• WHAT THE TASK ASKS: Scan the records for lines with the word "description", and copy every such line.

*** EXERCISE DATA Section Begins ***

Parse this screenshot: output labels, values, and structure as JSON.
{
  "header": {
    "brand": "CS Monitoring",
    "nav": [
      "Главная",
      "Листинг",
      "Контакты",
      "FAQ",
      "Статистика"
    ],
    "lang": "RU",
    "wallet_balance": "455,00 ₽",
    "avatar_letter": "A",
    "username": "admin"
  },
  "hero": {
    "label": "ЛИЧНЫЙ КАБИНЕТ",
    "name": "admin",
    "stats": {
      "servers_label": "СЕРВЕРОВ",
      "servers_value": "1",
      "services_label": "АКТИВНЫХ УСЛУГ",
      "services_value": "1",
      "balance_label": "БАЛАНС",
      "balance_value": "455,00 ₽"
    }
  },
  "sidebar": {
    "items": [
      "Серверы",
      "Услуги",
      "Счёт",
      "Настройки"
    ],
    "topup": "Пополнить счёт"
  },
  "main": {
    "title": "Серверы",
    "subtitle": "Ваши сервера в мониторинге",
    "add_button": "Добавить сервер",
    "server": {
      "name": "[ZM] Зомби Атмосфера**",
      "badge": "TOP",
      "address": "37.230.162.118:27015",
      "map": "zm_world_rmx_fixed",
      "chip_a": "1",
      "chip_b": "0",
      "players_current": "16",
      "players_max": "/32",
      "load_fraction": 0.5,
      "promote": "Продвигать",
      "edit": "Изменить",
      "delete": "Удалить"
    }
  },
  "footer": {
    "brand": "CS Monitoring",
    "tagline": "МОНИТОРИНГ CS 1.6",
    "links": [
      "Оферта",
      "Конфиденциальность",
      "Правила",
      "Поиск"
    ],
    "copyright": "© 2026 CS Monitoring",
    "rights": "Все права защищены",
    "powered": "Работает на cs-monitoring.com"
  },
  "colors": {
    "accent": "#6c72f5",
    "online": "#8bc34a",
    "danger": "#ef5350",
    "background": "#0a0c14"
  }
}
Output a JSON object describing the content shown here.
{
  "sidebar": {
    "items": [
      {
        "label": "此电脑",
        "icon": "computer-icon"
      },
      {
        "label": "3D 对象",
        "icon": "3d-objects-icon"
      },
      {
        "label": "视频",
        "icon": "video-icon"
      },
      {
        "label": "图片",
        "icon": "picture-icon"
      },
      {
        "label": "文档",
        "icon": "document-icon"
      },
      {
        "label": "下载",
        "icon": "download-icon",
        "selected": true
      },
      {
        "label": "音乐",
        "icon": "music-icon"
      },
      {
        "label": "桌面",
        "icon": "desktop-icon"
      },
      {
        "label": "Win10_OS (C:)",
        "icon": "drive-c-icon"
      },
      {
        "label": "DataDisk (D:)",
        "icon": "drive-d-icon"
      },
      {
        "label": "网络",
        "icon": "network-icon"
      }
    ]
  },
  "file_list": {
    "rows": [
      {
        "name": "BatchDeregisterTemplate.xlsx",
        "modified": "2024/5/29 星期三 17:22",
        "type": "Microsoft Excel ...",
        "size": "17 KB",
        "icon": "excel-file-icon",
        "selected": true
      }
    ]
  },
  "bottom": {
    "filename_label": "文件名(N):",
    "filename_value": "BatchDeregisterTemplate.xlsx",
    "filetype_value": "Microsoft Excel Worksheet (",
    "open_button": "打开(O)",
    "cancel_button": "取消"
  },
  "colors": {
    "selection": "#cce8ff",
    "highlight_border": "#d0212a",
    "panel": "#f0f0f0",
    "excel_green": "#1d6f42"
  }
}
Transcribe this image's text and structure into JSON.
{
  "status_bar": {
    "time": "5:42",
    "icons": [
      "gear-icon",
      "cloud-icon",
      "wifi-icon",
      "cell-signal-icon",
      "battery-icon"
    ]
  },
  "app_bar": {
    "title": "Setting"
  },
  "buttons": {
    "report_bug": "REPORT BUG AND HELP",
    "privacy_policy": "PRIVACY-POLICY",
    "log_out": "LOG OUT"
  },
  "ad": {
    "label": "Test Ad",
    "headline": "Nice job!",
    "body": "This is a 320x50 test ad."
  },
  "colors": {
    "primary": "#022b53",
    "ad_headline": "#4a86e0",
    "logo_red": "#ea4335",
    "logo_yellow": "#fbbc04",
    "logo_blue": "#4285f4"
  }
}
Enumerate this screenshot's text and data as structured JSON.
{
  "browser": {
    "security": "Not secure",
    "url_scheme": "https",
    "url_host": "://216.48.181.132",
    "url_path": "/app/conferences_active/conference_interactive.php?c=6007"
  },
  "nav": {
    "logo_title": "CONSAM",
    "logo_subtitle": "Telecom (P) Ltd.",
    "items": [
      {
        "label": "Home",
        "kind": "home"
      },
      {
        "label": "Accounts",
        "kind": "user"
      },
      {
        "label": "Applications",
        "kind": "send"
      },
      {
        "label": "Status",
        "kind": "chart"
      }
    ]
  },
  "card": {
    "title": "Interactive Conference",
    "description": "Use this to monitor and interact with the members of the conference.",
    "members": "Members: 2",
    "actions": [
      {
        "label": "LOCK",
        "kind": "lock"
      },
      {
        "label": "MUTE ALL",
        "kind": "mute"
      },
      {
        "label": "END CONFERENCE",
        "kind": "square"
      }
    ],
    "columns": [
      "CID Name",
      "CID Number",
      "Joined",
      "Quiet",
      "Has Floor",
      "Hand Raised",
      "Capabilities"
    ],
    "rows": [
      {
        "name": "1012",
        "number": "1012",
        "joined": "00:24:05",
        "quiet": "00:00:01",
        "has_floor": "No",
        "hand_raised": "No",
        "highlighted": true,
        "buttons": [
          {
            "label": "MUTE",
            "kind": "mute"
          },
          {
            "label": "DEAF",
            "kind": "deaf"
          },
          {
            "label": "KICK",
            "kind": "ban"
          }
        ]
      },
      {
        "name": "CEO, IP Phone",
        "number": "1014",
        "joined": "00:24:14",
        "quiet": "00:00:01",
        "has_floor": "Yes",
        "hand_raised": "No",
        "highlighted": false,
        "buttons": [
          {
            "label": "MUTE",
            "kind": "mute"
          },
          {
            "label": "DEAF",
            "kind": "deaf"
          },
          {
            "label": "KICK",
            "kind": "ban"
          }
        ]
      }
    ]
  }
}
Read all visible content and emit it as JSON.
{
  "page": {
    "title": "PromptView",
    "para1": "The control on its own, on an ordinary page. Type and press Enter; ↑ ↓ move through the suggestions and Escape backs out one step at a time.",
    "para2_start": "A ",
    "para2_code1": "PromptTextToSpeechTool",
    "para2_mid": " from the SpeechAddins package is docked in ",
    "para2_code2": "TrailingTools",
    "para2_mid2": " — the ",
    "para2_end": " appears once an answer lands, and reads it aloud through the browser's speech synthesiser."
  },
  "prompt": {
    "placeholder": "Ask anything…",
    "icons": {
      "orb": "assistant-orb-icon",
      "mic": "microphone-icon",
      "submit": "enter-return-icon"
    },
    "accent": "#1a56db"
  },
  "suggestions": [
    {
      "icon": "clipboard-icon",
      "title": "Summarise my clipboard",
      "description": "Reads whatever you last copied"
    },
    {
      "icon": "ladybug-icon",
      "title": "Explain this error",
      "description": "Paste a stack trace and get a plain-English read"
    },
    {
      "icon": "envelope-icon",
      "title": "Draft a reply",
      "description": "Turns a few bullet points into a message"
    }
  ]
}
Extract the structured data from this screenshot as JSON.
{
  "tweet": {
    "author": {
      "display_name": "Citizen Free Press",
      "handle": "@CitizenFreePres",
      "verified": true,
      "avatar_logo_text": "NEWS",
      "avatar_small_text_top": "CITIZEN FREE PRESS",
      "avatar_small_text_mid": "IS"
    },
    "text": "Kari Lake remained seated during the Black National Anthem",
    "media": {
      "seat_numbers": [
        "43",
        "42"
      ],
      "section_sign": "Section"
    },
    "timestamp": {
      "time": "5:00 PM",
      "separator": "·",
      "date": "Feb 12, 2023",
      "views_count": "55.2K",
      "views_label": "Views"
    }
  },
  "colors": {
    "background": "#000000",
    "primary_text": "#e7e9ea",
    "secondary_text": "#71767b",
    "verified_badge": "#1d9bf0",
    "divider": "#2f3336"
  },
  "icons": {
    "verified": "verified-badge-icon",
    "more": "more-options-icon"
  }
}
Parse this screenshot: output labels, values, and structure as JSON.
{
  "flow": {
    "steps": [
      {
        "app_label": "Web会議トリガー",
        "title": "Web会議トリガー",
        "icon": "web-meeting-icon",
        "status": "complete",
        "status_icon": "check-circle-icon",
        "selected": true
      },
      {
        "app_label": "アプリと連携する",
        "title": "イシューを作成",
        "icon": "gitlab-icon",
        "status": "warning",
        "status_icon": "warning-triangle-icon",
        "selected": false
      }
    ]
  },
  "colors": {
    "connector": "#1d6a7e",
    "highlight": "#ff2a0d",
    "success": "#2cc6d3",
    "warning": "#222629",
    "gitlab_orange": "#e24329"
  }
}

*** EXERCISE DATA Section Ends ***

• RESULT:
    "description": "Use this to monitor and interact with the members of the conference.",
      "description": "Reads whatever you last copied"
      "description": "Paste a stack trace and get a plain-English read"
      "description": "Turns a few bullet points into a message"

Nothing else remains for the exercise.